We believe, that, through the disobedience of Adam, original sin is extended to all mankind; which is a corruption of the whole nature, and an hereditary disease, wherewith infants themselves are infected even in their mother’s womb, and which produceth in man all sorts of sin, being in him as a root thereof; and therefore is so vile and abominable in the sight of God, that it is sufficient to condemn all mankind. Nor is it by any means abolished or done away by baptism; since sin always issues forth from this woeful source, as water from a fountain; notwithstanding it is not imputed to the children of God unto condemnation, but by his grace and mercy is forgiven them.

This article plainly teaches that the original sin of Adam is “extended to all mankind,” and “is sufficient to condemn all mankind.” It also states that only the children of God are freed from this imputation, for this sin “is not imputed to the children of God unto condemnation, but by his (God’s) grace and mercy is forgiven them.” According to this article Christ did not die for all men. He did not remove the original guilt of Adam from all men. Nor does this article teach a restraint of sin in the heart of the wicked. But it tells us that the whole nature is corrupted, and that children are already infected with this hereditary disease when they are born. The first sin of Adam is the root of all sin, producing all sorts of sins. It is so vile and abominable in the sight of God, that it is sufficient to bring God’s just condemnation upon all. 

Our Heidelberg Catechism teaches us the same truth.

Question 7. Whence then proceeds this depravity of human nature? 

Answer. From the fall and disobedience of our first parents, Adam and Eve in paradise; hence our nature is become so corrupt, that we are all conceived and born in sin.

Although our Catechism does not speak of original guilt, this is certainly implied. The obvious implication is that the guilt of Adam is the guilt of all his posterity, because he is our representative head. And as the result of our fall in Adam our nature has become so corrupt that we are all conceived and born in sin.

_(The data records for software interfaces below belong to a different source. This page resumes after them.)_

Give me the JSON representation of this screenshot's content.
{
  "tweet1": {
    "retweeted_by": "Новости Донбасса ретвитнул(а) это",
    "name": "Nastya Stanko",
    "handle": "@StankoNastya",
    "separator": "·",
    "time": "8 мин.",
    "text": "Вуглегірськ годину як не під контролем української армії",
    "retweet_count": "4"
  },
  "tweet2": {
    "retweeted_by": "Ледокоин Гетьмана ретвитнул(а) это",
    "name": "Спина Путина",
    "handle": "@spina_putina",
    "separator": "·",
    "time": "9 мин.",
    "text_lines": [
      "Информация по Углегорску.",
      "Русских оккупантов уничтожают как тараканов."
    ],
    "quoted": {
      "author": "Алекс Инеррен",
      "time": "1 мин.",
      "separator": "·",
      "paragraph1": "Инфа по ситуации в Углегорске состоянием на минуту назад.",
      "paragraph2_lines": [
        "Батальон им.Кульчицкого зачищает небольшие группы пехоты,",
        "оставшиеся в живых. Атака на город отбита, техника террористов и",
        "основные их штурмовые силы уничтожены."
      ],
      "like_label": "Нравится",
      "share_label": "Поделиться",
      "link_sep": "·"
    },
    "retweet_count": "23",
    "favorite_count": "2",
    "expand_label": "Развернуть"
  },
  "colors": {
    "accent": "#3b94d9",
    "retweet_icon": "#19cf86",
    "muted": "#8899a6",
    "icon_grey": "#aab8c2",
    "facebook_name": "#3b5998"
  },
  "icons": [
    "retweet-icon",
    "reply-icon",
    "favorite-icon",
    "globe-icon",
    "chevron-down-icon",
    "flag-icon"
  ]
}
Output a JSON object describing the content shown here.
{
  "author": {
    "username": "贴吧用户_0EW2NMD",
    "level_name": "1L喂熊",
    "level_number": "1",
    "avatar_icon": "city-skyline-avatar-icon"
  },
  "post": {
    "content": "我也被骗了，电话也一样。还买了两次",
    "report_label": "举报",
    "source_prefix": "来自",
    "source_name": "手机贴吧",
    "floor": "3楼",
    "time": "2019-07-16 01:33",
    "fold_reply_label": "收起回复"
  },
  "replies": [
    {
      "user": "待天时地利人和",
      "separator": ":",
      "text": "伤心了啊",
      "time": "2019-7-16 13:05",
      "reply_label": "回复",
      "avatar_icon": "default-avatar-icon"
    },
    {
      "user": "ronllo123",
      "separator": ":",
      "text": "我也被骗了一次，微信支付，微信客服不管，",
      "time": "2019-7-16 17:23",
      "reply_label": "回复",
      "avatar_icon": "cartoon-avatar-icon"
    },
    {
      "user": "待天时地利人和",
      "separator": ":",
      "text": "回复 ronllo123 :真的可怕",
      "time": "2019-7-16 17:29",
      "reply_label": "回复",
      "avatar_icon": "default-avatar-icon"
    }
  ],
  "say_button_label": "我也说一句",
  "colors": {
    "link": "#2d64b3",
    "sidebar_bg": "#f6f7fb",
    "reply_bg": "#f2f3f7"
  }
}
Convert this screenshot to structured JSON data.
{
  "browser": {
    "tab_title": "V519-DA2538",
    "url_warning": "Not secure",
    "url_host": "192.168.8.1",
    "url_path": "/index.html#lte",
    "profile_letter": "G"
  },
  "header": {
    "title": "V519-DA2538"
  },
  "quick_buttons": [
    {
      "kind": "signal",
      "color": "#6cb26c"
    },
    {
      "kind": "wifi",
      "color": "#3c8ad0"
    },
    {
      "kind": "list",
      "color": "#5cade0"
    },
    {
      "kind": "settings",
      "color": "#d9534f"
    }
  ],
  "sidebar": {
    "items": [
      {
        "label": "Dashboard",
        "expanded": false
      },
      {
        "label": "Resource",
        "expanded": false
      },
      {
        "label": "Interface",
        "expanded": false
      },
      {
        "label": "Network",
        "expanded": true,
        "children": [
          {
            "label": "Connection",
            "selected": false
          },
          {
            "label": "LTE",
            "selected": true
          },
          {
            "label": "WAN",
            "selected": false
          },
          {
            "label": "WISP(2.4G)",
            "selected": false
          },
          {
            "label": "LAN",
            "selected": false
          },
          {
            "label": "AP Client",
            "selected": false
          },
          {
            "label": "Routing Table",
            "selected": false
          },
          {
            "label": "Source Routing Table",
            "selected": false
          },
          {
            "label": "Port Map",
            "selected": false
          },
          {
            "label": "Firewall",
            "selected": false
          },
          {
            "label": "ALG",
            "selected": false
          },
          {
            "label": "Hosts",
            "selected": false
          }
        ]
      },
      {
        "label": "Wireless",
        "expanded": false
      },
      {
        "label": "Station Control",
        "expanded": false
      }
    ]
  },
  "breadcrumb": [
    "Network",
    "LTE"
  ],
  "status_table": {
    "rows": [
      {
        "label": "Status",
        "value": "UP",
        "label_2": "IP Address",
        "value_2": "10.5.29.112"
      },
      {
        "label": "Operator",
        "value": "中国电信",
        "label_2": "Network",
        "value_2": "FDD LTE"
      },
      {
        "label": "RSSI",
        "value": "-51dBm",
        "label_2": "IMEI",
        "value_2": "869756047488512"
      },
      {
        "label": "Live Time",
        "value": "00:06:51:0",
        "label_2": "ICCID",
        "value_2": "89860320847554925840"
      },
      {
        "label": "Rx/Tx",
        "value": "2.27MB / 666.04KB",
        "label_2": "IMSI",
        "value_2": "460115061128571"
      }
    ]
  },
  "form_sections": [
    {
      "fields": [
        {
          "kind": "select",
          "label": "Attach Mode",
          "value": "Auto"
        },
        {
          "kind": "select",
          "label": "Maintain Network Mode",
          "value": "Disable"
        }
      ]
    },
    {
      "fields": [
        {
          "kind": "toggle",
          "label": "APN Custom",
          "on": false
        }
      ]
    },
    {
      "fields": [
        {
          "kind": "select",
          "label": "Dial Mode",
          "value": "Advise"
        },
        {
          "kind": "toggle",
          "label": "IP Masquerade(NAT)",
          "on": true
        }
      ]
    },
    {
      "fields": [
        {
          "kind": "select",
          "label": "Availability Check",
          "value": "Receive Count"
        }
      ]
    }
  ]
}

Our Catechism knows nothing of a restraint of sin in the heart of the wicked, which enables the unregenerate to bring forth fruits of good works which are pleasing to God. In fact, our Catechism teaches the very opposite by maintaining that by nature man is only depraved; nothing but regeneration can change that. This is evident from the next question and answer:

Question 8. Are we then so corrupt that we are wholly incapable of any good, and inclined to all wickedness? 

Answer: Indeed we are; except we are regenerated by the Spirit of God.

And this is confirmed by such passages of Scripture as Gen. 6:5Job 14:4Job 15:14, 16John 3:5Eph. 2:5

It is absolutely true that Scripture knows but one grace of God, and that is saving grace. But it is absolutely wrong to maintain that this grace applies to all men. 

Again, it is true that Christ died for that one sin of Adam, so that the original guilt of Adam is borne away. But it is error to teach that Christ bore away the guilt of all men. Christ is the representative-Head of His people. He laid down His life for His sheep. Therefore, as in Adam, all those who are included in Adam die, so also in Christ, all those who are included in Christ are made alive again. I Cor. 15:22

Once more, on the basis of Christ’s merit the elect are saved. God sees no sin in Jacob and no transgression in Israel. Those in Christ are made alive again. But there is no other merit of the cross. There is no basis in the accomplished work of Christ for some mere improvement in the dead sinner that takes place before regeneration. We are by nature dead in trespasses and sins. We are in ourselves totally depraved. 

And no preacher may hesitate to say so.